• Task to complete
Give the tally of lines in the listing that include "balance". No other words belong in the answer.

• The input
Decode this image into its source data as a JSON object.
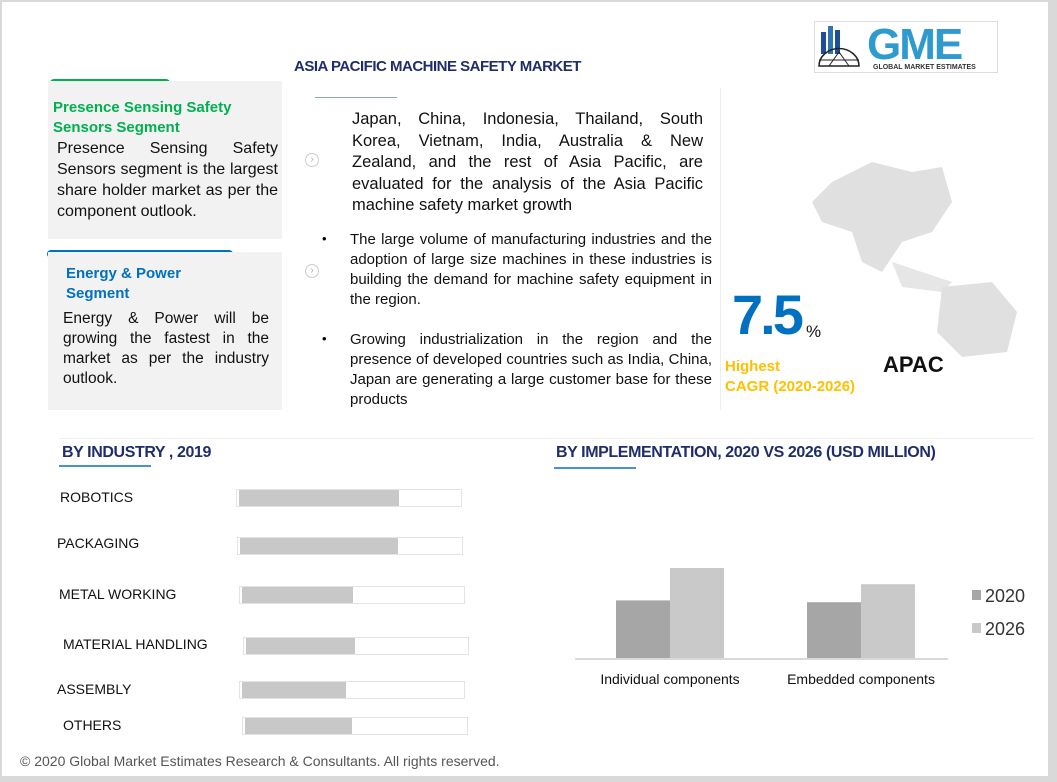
{
  "header": {
    "title": "ASIA PACIFIC MACHINE SAFETY MARKET",
    "logo_text": "GME",
    "logo_sub": "GLOBAL MARKET ESTIMATES"
  },
  "cards": [
    {
      "heading": "Presence Sensing Safety Sensors Segment",
      "body": "Presence Sensing Safety Sensors segment is the largest share holder market as per the component outlook.",
      "color": "#00b050"
    },
    {
      "heading": "Energy & Power Segment",
      "body": "Energy & Power will be growing the fastest in the market as per the industry outlook.",
      "color": "#0070c0"
    }
  ],
  "bullets": [
    "Japan, China, Indonesia, Thailand, South Korea, Vietnam, India, Australia & New Zealand, and the rest of Asia Pacific, are evaluated for the analysis of the Asia Pacific machine safety market growth",
    "The large volume of manufacturing industries and the adoption of large size machines in these industries is building the demand for machine safety equipment in the region.",
    "Growing industrialization in the region and the presence of developed countries such as India, China, Japan are generating a large customer base for these products"
  ],
  "bullet_glyph": "•",
  "stat": {
    "value": "7.5",
    "unit": "%",
    "label1": "Highest",
    "label2": "CAGR (2020-2026)",
    "region": "APAC",
    "value_color": "#0070c0",
    "label_color": "#ffc000"
  },
  "footer": "© 2020 Global Market Estimates Research & Consultants. All rights reserved.",
  "chart_data": [
    {
      "type": "bar",
      "orientation": "horizontal",
      "title": "BY INDUSTRY , 2019",
      "categories": [
        "ROBOTICS",
        "PACKAGING",
        "METAL WORKING",
        "MATERIAL HANDLING",
        "ASSEMBLY",
        "OTHERS"
      ],
      "values": [
        0.72,
        0.71,
        0.5,
        0.49,
        0.47,
        0.48
      ],
      "xlim": [
        0,
        1
      ],
      "color": "#c8c8c8"
    },
    {
      "type": "bar",
      "title": "BY IMPLEMENTATION,  2020 VS 2026 (USD MILLION)",
      "categories": [
        "Individual components",
        "Embedded components"
      ],
      "series": [
        {
          "name": "2020",
          "values": [
            0.64,
            0.62
          ],
          "color": "#a6a6a6"
        },
        {
          "name": "2026",
          "values": [
            1.0,
            0.82
          ],
          "color": "#c9c9c9"
        }
      ],
      "ylim": [
        0,
        1
      ],
      "legend": "right",
      "grid": false
    }
  ]
}
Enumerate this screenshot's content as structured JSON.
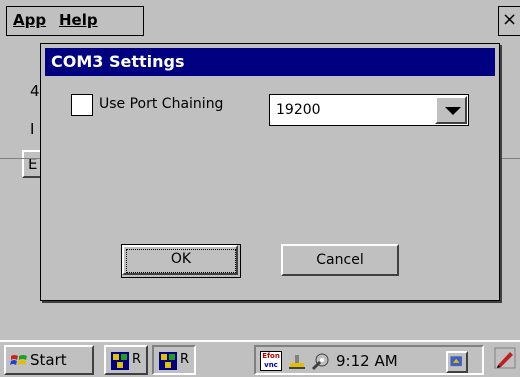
{
  "menubar": {
    "app": "App",
    "help": "Help",
    "close": "×"
  },
  "background": {
    "fragment_1": "4",
    "fragment_2": "I",
    "fragment_3": "E"
  },
  "dialog": {
    "title": "COM3 Settings",
    "chain_label": "Use Port Chaining",
    "chain_checked": false,
    "baud_value": "19200",
    "ok_label": "OK",
    "cancel_label": "Cancel"
  },
  "taskbar": {
    "start_label": "Start",
    "task_1_label": "R",
    "task_2_label": "R",
    "vnc_top": "Efon",
    "vnc_bottom": "vnc",
    "clock": "9:12 AM"
  },
  "colors": {
    "title_bar": "#000080",
    "face": "#c0c0c0"
  },
  "icons": [
    "windows-flag-icon",
    "app-cubes-icon",
    "vnc-icon",
    "network-icon",
    "wrench-icon",
    "desktop-icon",
    "pen-icon",
    "chevron-down-icon"
  ]
}
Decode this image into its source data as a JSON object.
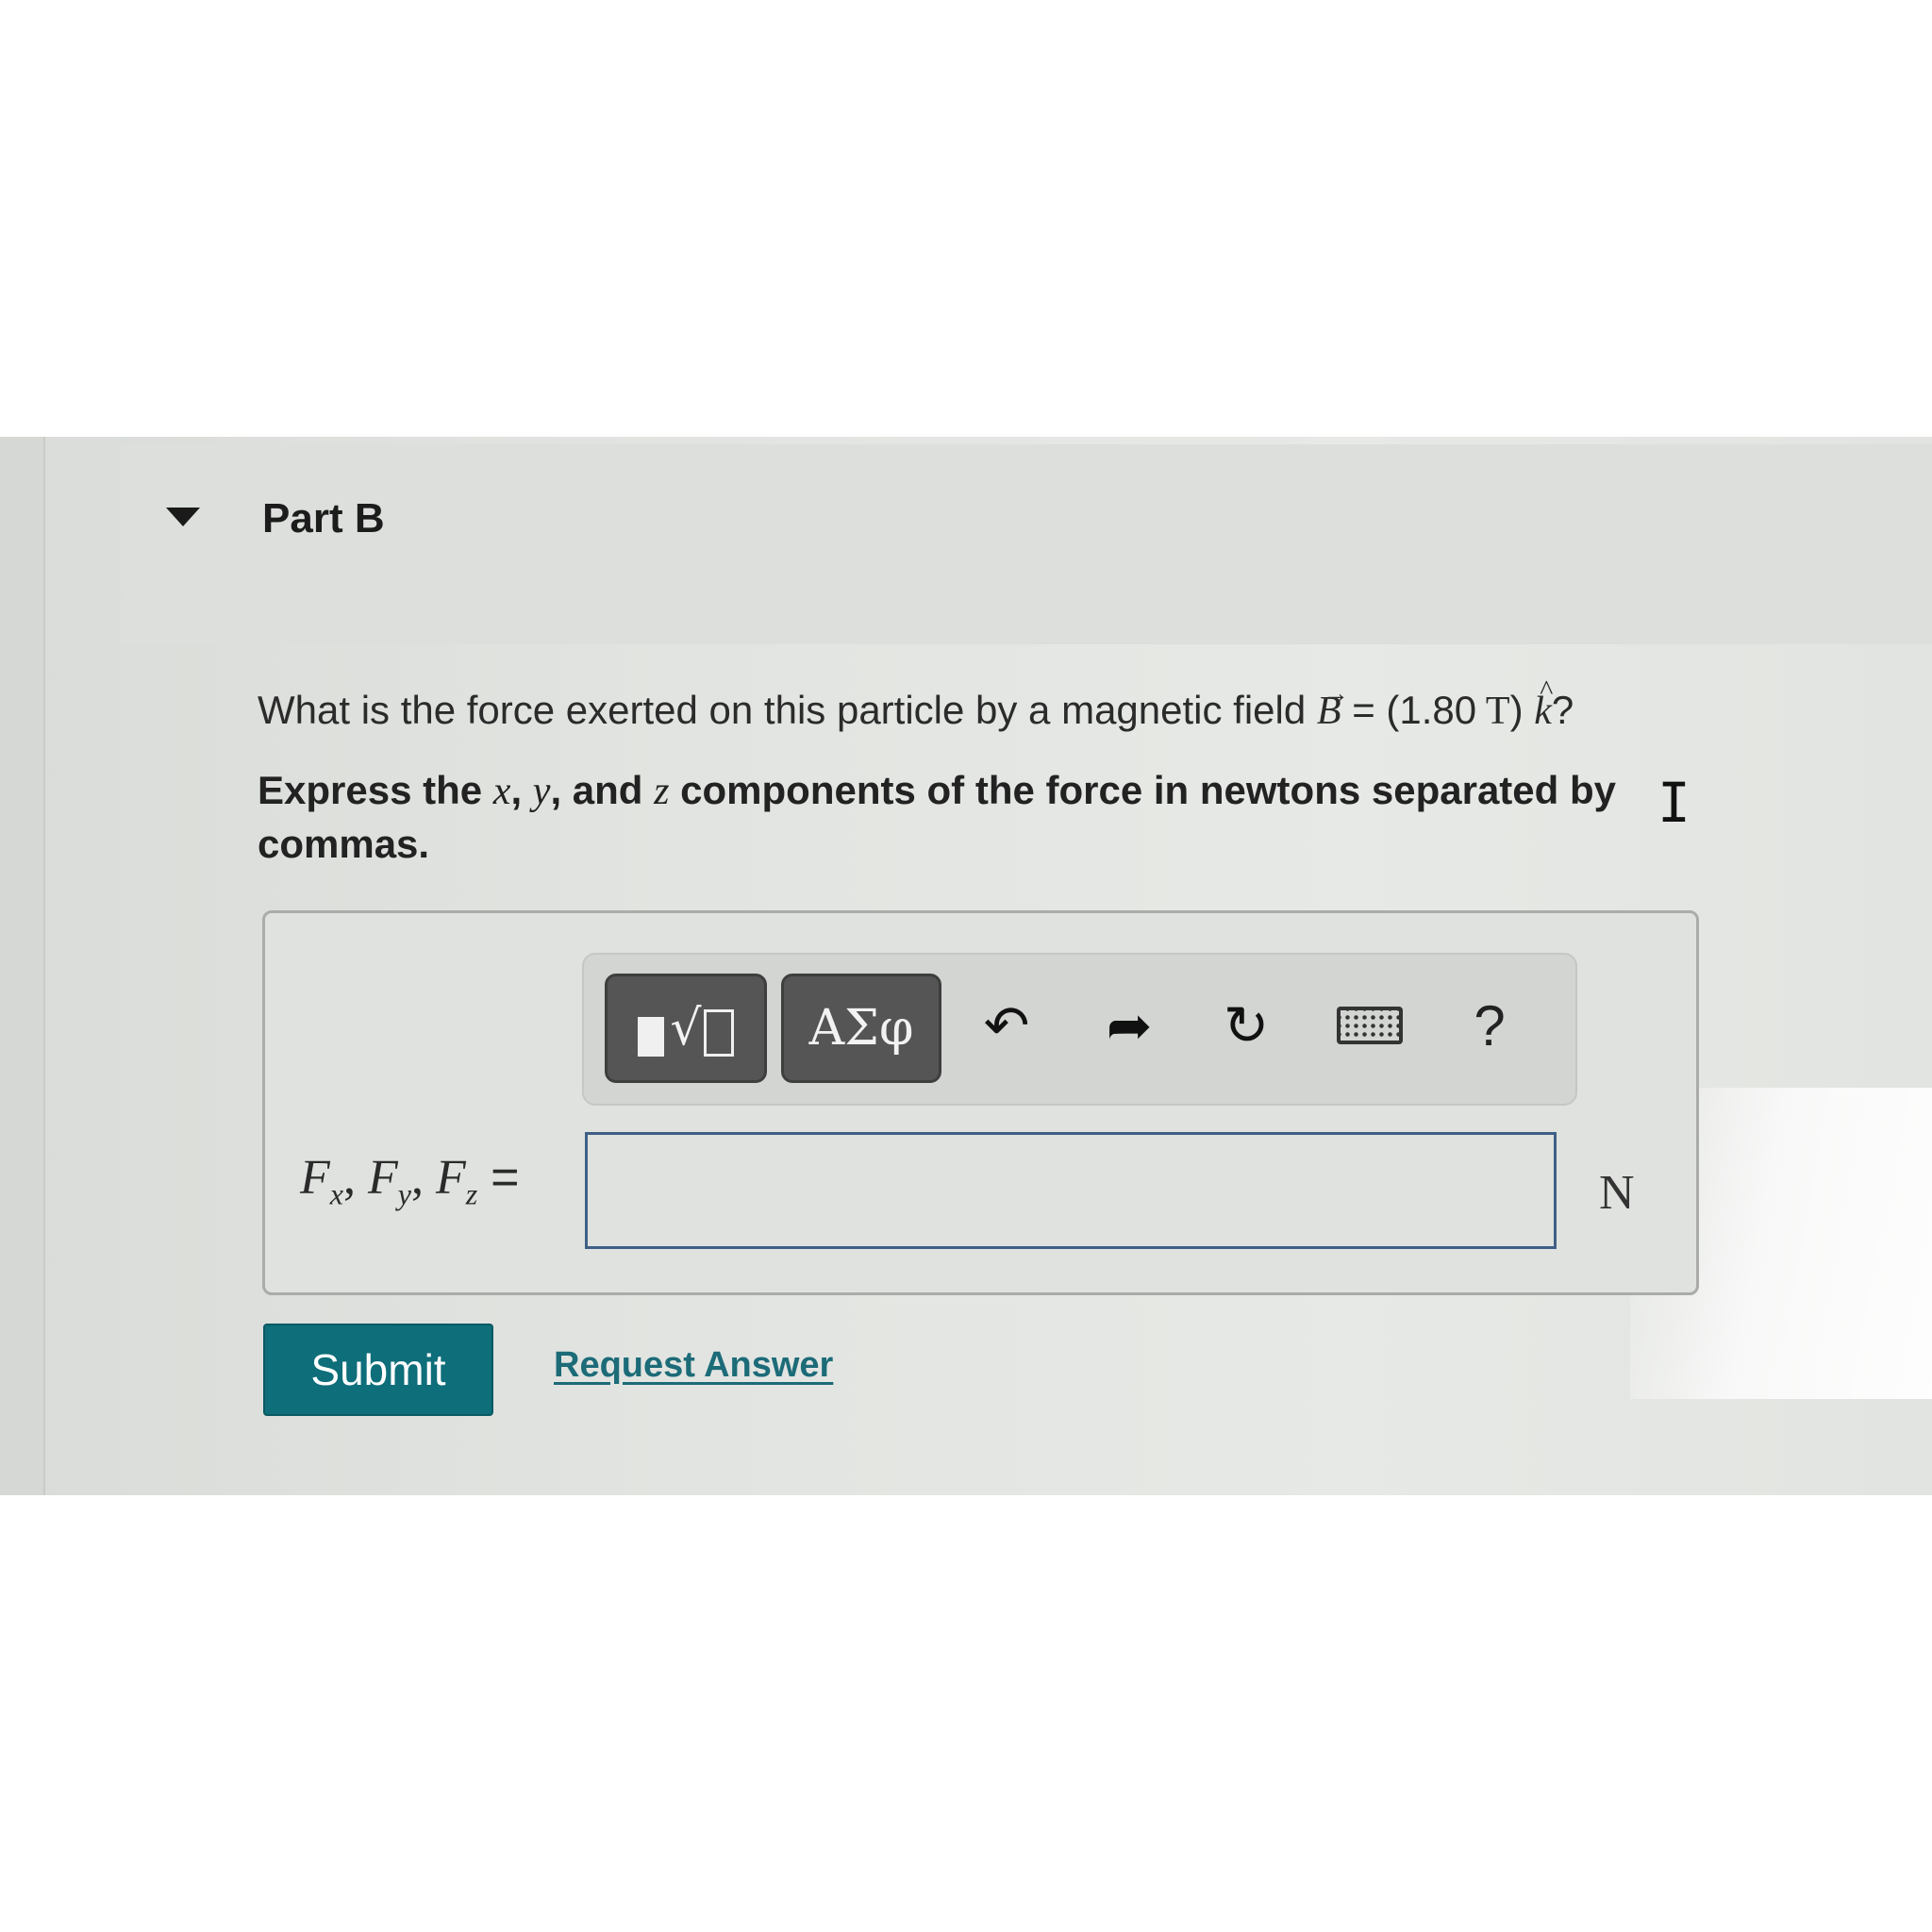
{
  "part": {
    "title": "Part B"
  },
  "question": {
    "prefix": "What is the force exerted on this particle by a magnetic field ",
    "field_symbol": "B",
    "equals": " = (",
    "value": "1.80",
    "unit_t": " T",
    "close": ") ",
    "k_symbol": "k",
    "qmark": "?"
  },
  "instruction": {
    "part1": "Express the ",
    "x": "x",
    "sep1": ", ",
    "y": "y",
    "part2": ", and ",
    "z": "z",
    "part3": " components of the force in newtons separated by commas."
  },
  "toolbar": {
    "templates_icon": "templates-sqrt-icon",
    "greek_label": "ΑΣφ",
    "undo_icon": "undo-icon",
    "redo_icon": "redo-icon",
    "reset_icon": "reset-icon",
    "keyboard_icon": "keyboard-icon",
    "help_label": "?"
  },
  "answer": {
    "label_F": "F",
    "sub_x": "x",
    "sub_y": "y",
    "sub_z": "z",
    "comma": ", ",
    "equals": "=",
    "value": "",
    "unit": "N"
  },
  "actions": {
    "submit_label": "Submit",
    "request_label": "Request Answer"
  },
  "colors": {
    "submit_bg": "#0e6e7a",
    "link": "#1c6b78",
    "toolbar_button": "#555555",
    "input_border": "#3f5f86"
  }
}
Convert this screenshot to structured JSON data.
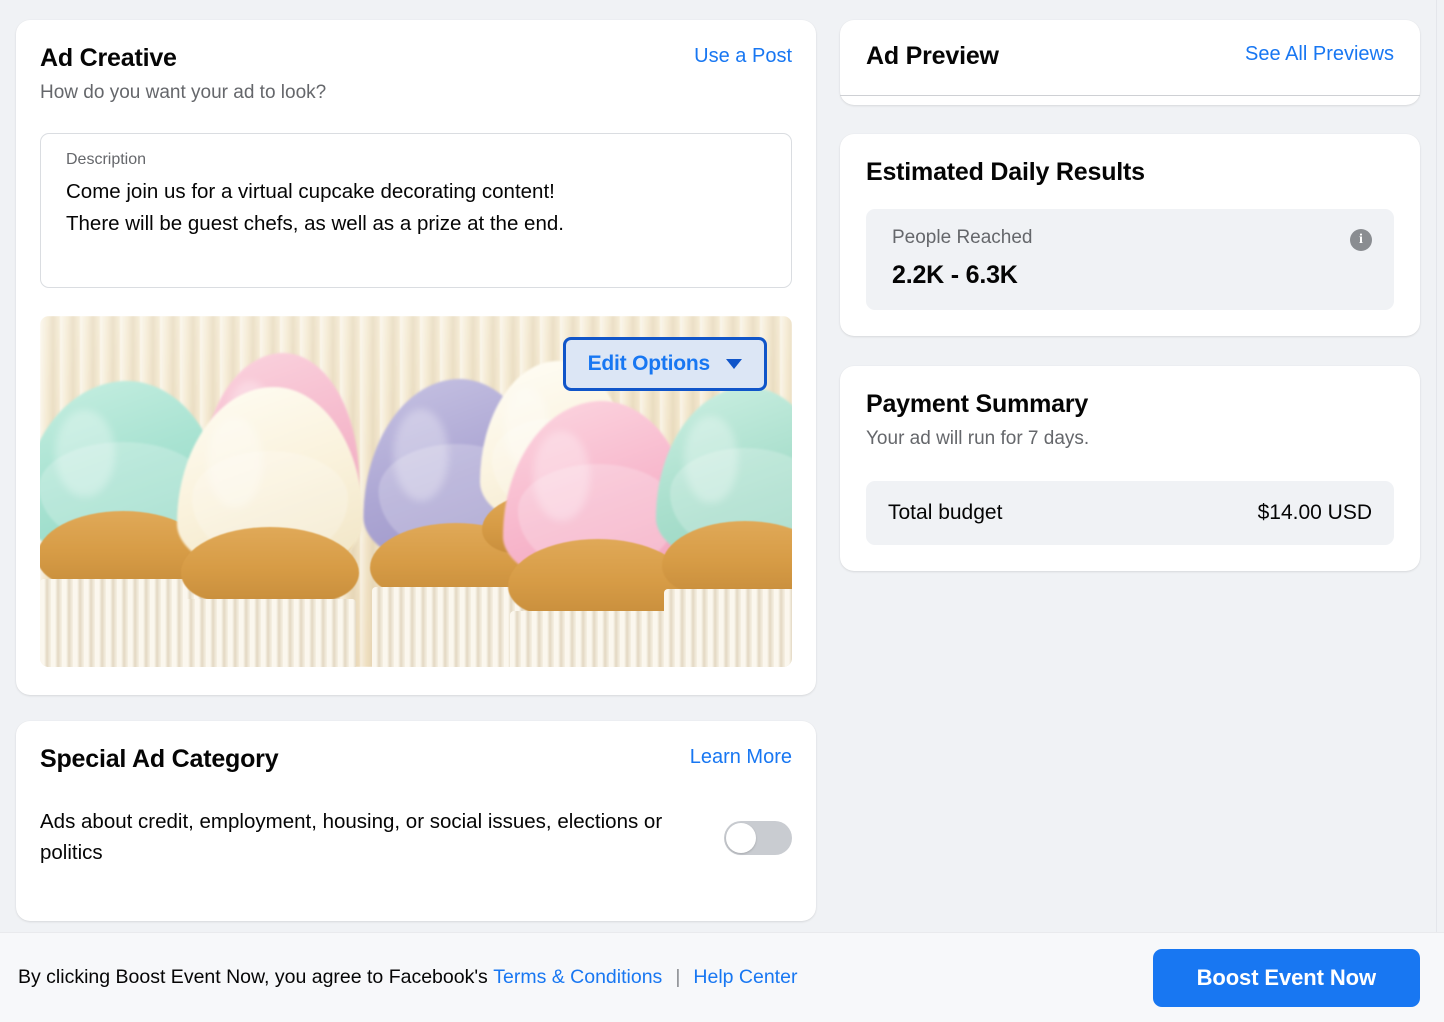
{
  "colors": {
    "accent": "#1877F2",
    "page_bg": "#F0F2F5",
    "card_bg": "#FFFFFF",
    "text_primary": "#050505",
    "text_secondary": "#65676B",
    "edit_button_border": "#1055C9",
    "edit_button_fill": "#DCE6F5",
    "toggle_off_track": "#C9CCD1"
  },
  "ad_creative": {
    "title": "Ad Creative",
    "subtitle": "How do you want your ad to look?",
    "use_a_post_label": "Use a Post",
    "description_label": "Description",
    "description_value": "Come join us for a virtual cupcake decorating content!\nThere will be guest chefs, as well as a prize at the end.",
    "edit_options_label": "Edit Options",
    "edit_options_icon": "chevron-down-icon",
    "media_alt": "Row of cupcakes with pastel mint, pink, cream and lavender frosting"
  },
  "special_ad_category": {
    "title": "Special Ad Category",
    "learn_more_label": "Learn More",
    "description": "Ads about credit, employment, housing, or social issues, elections or politics",
    "toggle_state": "off"
  },
  "ad_preview": {
    "title": "Ad Preview",
    "see_all_previews_label": "See All Previews"
  },
  "estimated_daily_results": {
    "title": "Estimated Daily Results",
    "metric_label": "People Reached",
    "metric_value": "2.2K - 6.3K",
    "info_icon": "info-icon",
    "info_glyph": "i"
  },
  "payment_summary": {
    "title": "Payment Summary",
    "subtitle": "Your ad will run for 7 days.",
    "budget_label": "Total budget",
    "budget_value": "$14.00 USD"
  },
  "footer": {
    "legal_prefix": "By clicking Boost Event Now, you agree to Facebook's",
    "terms_label": "Terms & Conditions",
    "separator": "|",
    "help_center_label": "Help Center",
    "primary_button_label": "Boost Event Now"
  }
}
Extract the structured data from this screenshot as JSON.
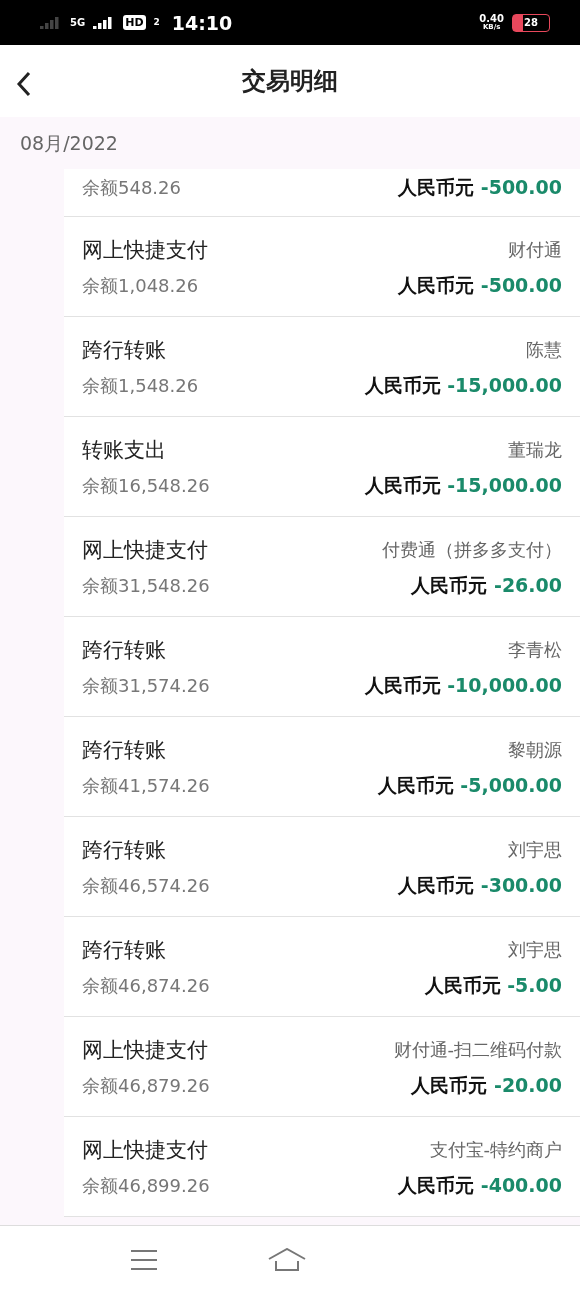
{
  "status_bar": {
    "network": "5G",
    "hd": "HD",
    "hd_sub": "2",
    "time": "14:10",
    "speed": "0.40",
    "speed_unit": "KB/s",
    "battery": "28",
    "battery_low": true
  },
  "header": {
    "title": "交易明细"
  },
  "month": "08月/2022",
  "transactions": [
    {
      "balance": "余额548.26",
      "currency": "人民币元",
      "amount": "-500.00"
    },
    {
      "type": "网上快捷支付",
      "counterparty": "财付通",
      "balance": "余额1,048.26",
      "currency": "人民币元",
      "amount": "-500.00"
    },
    {
      "type": "跨行转账",
      "counterparty": "陈慧",
      "balance": "余额1,548.26",
      "currency": "人民币元",
      "amount": "-15,000.00"
    },
    {
      "type": "转账支出",
      "counterparty": "董瑞龙",
      "balance": "余额16,548.26",
      "currency": "人民币元",
      "amount": "-15,000.00"
    },
    {
      "type": "网上快捷支付",
      "counterparty": "付费通（拼多多支付）",
      "balance": "余额31,548.26",
      "currency": "人民币元",
      "amount": "-26.00"
    },
    {
      "type": "跨行转账",
      "counterparty": "李青松",
      "balance": "余额31,574.26",
      "currency": "人民币元",
      "amount": "-10,000.00"
    },
    {
      "type": "跨行转账",
      "counterparty": "黎朝源",
      "balance": "余额41,574.26",
      "currency": "人民币元",
      "amount": "-5,000.00"
    },
    {
      "type": "跨行转账",
      "counterparty": "刘宇思",
      "balance": "余额46,574.26",
      "currency": "人民币元",
      "amount": "-300.00"
    },
    {
      "type": "跨行转账",
      "counterparty": "刘宇思",
      "balance": "余额46,874.26",
      "currency": "人民币元",
      "amount": "-5.00"
    },
    {
      "type": "网上快捷支付",
      "counterparty": "财付通-扫二维码付款",
      "balance": "余额46,879.26",
      "currency": "人民币元",
      "amount": "-20.00"
    },
    {
      "type": "网上快捷支付",
      "counterparty": "支付宝-特约商户",
      "balance": "余额46,899.26",
      "currency": "人民币元",
      "amount": "-400.00"
    }
  ]
}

• Solution for this task
11